Although it’s not recommended to go jogging with a dog near busy roads, being seen at night is still important in quieter areas. It’s not only good practice to wear hi-vis gear when running after dark by yourself, but even when taking your dog for its regular walk.
Kitting your dog out with safety lights and reflective accessories like leashes, harnesses, or vests is an effective way of staying visible. We stock a range of official JULIUS-K9® high visibility dog accessories so you can be sure to find something suitable.
Any responsible owner knows to always carry doggy bags with them whenever they’re out - this is no different when jogging. You’re route might mean you won’t pass a bin any time soon so taking a portable dog poop dispenser with you will come in handy.
Don’t forget that your four-legged running partner will need a drink as well. Collapsible dog bowls make it easy to keep your dog hydrated when you take a breather.
Protection From Ticks & Parasites

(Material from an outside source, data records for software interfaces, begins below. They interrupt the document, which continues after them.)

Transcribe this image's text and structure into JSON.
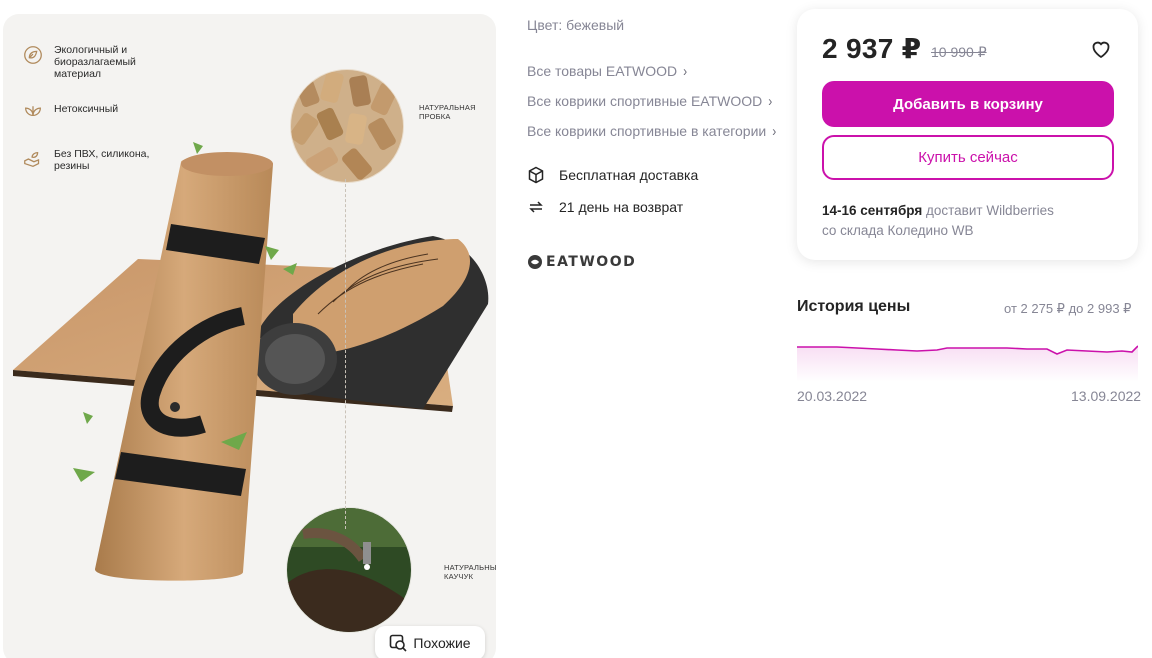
{
  "gallery": {
    "features": [
      {
        "icon": "recycle-leaf-icon",
        "text": "Экологичный и биоразлагаемый материал"
      },
      {
        "icon": "leaf-icon",
        "text": "Нетоксичный"
      },
      {
        "icon": "hand-leaf-icon",
        "text": "Без ПВХ, силикона, резины"
      }
    ],
    "callout_top": "НАТУРАЛЬНАЯ ПРОБКА",
    "callout_bottom": "НАТУРАЛЬНЫЙ КАУЧУК",
    "mat_brand": "EATWOOD",
    "similar_label": "Похожие"
  },
  "details": {
    "color_label": "Цвет:",
    "color_value": "бежевый",
    "links": [
      "Все товары EATWOOD",
      "Все коврики спортивные EATWOOD",
      "Все коврики спортивные в категории"
    ],
    "perks": [
      {
        "icon": "box-icon",
        "text": "Бесплатная доставка"
      },
      {
        "icon": "return-arrows-icon",
        "text": "21 день на возврат"
      }
    ],
    "brand_logo": "EATWOOD"
  },
  "card": {
    "price": "2 937 ₽",
    "old_price": "10 990 ₽",
    "add_to_cart": "Добавить в корзину",
    "buy_now": "Купить сейчас",
    "delivery_date": "14-16 сентября",
    "delivery_by": "доставит Wildberries",
    "delivery_from": "со склада Коледино WB"
  },
  "price_history": {
    "title": "История цены",
    "range_from_label": "от",
    "range_from": "2 275 ₽",
    "range_to_label": "до",
    "range_to": "2 993 ₽",
    "date_start": "20.03.2022",
    "date_end": "13.09.2022",
    "line_color": "#cb11ab"
  },
  "colors": {
    "accent": "#cb11ab",
    "muted_text": "#868695",
    "text": "#242424"
  }
}
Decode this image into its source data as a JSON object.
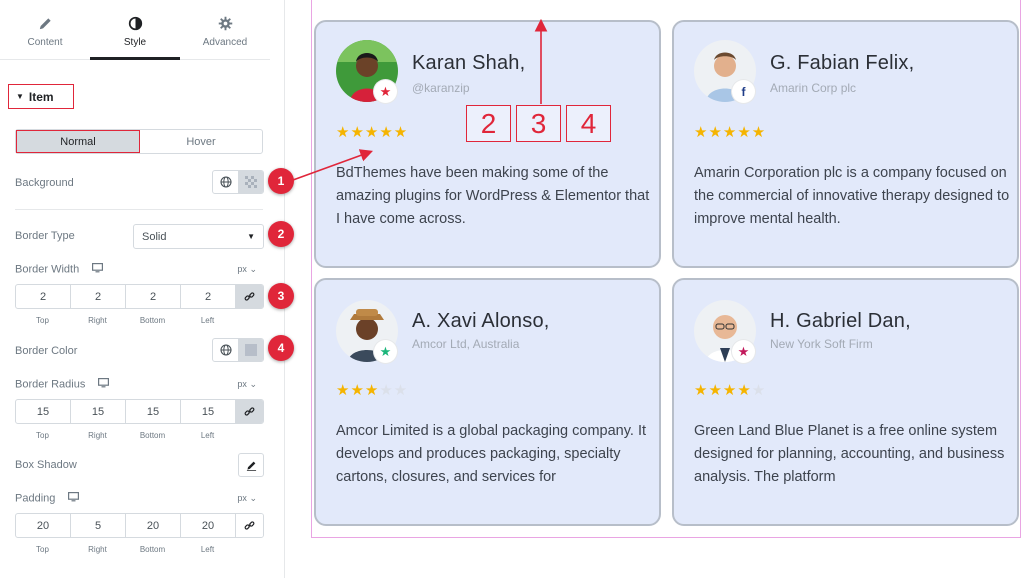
{
  "tabs": [
    {
      "label": "Content",
      "icon": "pencil-icon"
    },
    {
      "label": "Style",
      "icon": "half-circle-icon"
    },
    {
      "label": "Advanced",
      "icon": "gear-icon"
    }
  ],
  "section": {
    "title": "Item"
  },
  "state_tabs": {
    "normal": "Normal",
    "hover": "Hover"
  },
  "controls": {
    "background": "Background",
    "border_type": {
      "label": "Border Type",
      "value": "Solid"
    },
    "border_width": {
      "label": "Border Width",
      "unit": "px",
      "values": [
        "2",
        "2",
        "2",
        "2"
      ]
    },
    "border_color": "Border Color",
    "border_radius": {
      "label": "Border Radius",
      "unit": "px",
      "values": [
        "15",
        "15",
        "15",
        "15"
      ]
    },
    "box_shadow": "Box Shadow",
    "padding": {
      "label": "Padding",
      "unit": "px",
      "values": [
        "20",
        "5",
        "20",
        "20"
      ]
    }
  },
  "dim_labels": [
    "Top",
    "Right",
    "Bottom",
    "Left"
  ],
  "badges": [
    "1",
    "2",
    "3",
    "4"
  ],
  "callout_boxes": [
    "2",
    "3",
    "4"
  ],
  "cards": [
    {
      "name": "Karan Shah,",
      "subtitle": "@karanzip",
      "rating": 5,
      "mini_icon": "star-icon",
      "text": "BdThemes have been making some of the amazing plugins for WordPress & Elementor that I have come across."
    },
    {
      "name": "G. Fabian Felix,",
      "subtitle": "Amarin Corp plc",
      "rating": 5,
      "mini_icon": "facebook-icon",
      "text": "Amarin Corporation plc is a company focused on the commercial of innovative therapy designed to improve mental health."
    },
    {
      "name": "A. Xavi Alonso,",
      "subtitle": "Amcor Ltd, Australia",
      "rating": 3,
      "mini_icon": "star-icon",
      "text": "Amcor Limited is a global packaging company. It develops and produces packaging, specialty cartons, closures, and services for"
    },
    {
      "name": "H. Gabriel Dan,",
      "subtitle": "New York Soft Firm",
      "rating": 4,
      "mini_icon": "star-icon",
      "text": "Green Land Blue Planet is a free online system designed for planning, accounting, and business analysis. The platform"
    }
  ],
  "colors": {
    "accent": "#e0263a",
    "card_bg": "#e2e9fa",
    "card_border": "#b7bec9",
    "star": "#f5b400",
    "guide": "#e9a5e3"
  }
}
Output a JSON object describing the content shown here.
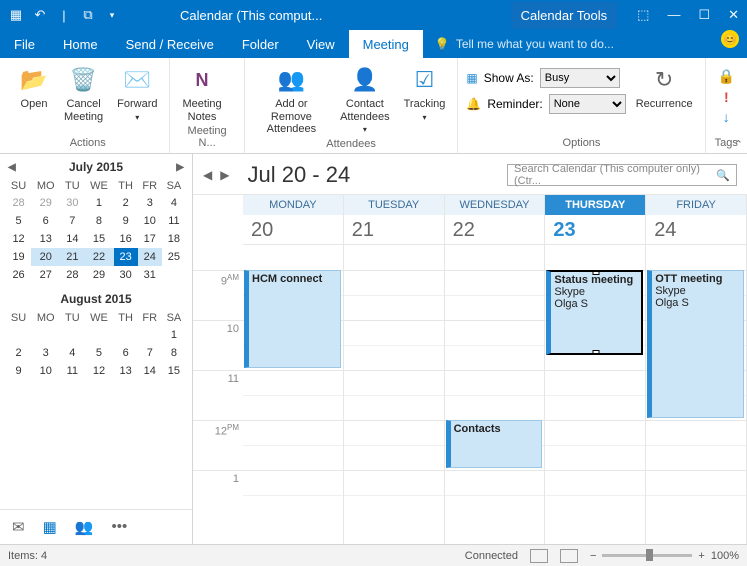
{
  "titlebar": {
    "title": "Calendar (This comput...",
    "contextTab": "Calendar Tools"
  },
  "menu": {
    "file": "File",
    "home": "Home",
    "sendreceive": "Send / Receive",
    "folder": "Folder",
    "view": "View",
    "meeting": "Meeting",
    "tell": "Tell me what you want to do..."
  },
  "ribbon": {
    "open": "Open",
    "cancel": "Cancel\nMeeting",
    "forward": "Forward",
    "actions": "Actions",
    "notes": "Meeting\nNotes",
    "notesGroup": "Meeting N...",
    "addremove": "Add or Remove\nAttendees",
    "contact": "Contact\nAttendees",
    "tracking": "Tracking",
    "attendees": "Attendees",
    "showas": "Show As:",
    "reminder": "Reminder:",
    "busy": "Busy",
    "none": "None",
    "recurrence": "Recurrence",
    "options": "Options",
    "tags": "Tags"
  },
  "sidebar": {
    "month1": "July 2015",
    "month2": "August 2015",
    "dow": [
      "SU",
      "MO",
      "TU",
      "WE",
      "TH",
      "FR",
      "SA"
    ],
    "jul": [
      [
        "28",
        "29",
        "30",
        "1",
        "2",
        "3",
        "4"
      ],
      [
        "5",
        "6",
        "7",
        "8",
        "9",
        "10",
        "11"
      ],
      [
        "12",
        "13",
        "14",
        "15",
        "16",
        "17",
        "18"
      ],
      [
        "19",
        "20",
        "21",
        "22",
        "23",
        "24",
        "25"
      ],
      [
        "26",
        "27",
        "28",
        "29",
        "30",
        "31",
        ""
      ]
    ],
    "aug": [
      [
        "",
        "",
        "",
        "",
        "",
        "",
        "1"
      ],
      [
        "2",
        "3",
        "4",
        "5",
        "6",
        "7",
        "8"
      ],
      [
        "9",
        "10",
        "11",
        "12",
        "13",
        "14",
        "15"
      ]
    ]
  },
  "main": {
    "range": "Jul 20 - 24",
    "search": "Search Calendar (This computer only) (Ctr...",
    "days": [
      "MONDAY",
      "TUESDAY",
      "WEDNESDAY",
      "THURSDAY",
      "FRIDAY"
    ],
    "nums": [
      "20",
      "21",
      "22",
      "23",
      "24"
    ],
    "hours": [
      {
        "h": "9",
        "ap": "AM"
      },
      {
        "h": "10",
        "ap": ""
      },
      {
        "h": "11",
        "ap": ""
      },
      {
        "h": "12",
        "ap": "PM"
      },
      {
        "h": "1",
        "ap": ""
      }
    ]
  },
  "appts": {
    "hcm": {
      "title": "HCM connect"
    },
    "contacts": {
      "title": "Contacts"
    },
    "status": {
      "title": "Status meeting",
      "loc": "Skype",
      "org": "Olga S"
    },
    "ott": {
      "title": "OTT meeting",
      "loc": "Skype",
      "org": "Olga S"
    }
  },
  "statusbar": {
    "items": "Items: 4",
    "connected": "Connected",
    "zoom": "100%"
  }
}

Tick season in the UK starts in September and so if your running route takes you off into a more rural trail then you and your dog may be at risk of picking up ticks and other parasites. Making sure your pet is up to date with tick medication is always important but you can also use parasite repellents like spot-on treatments, flea collars, or even ultrasonic attachments to deter pests.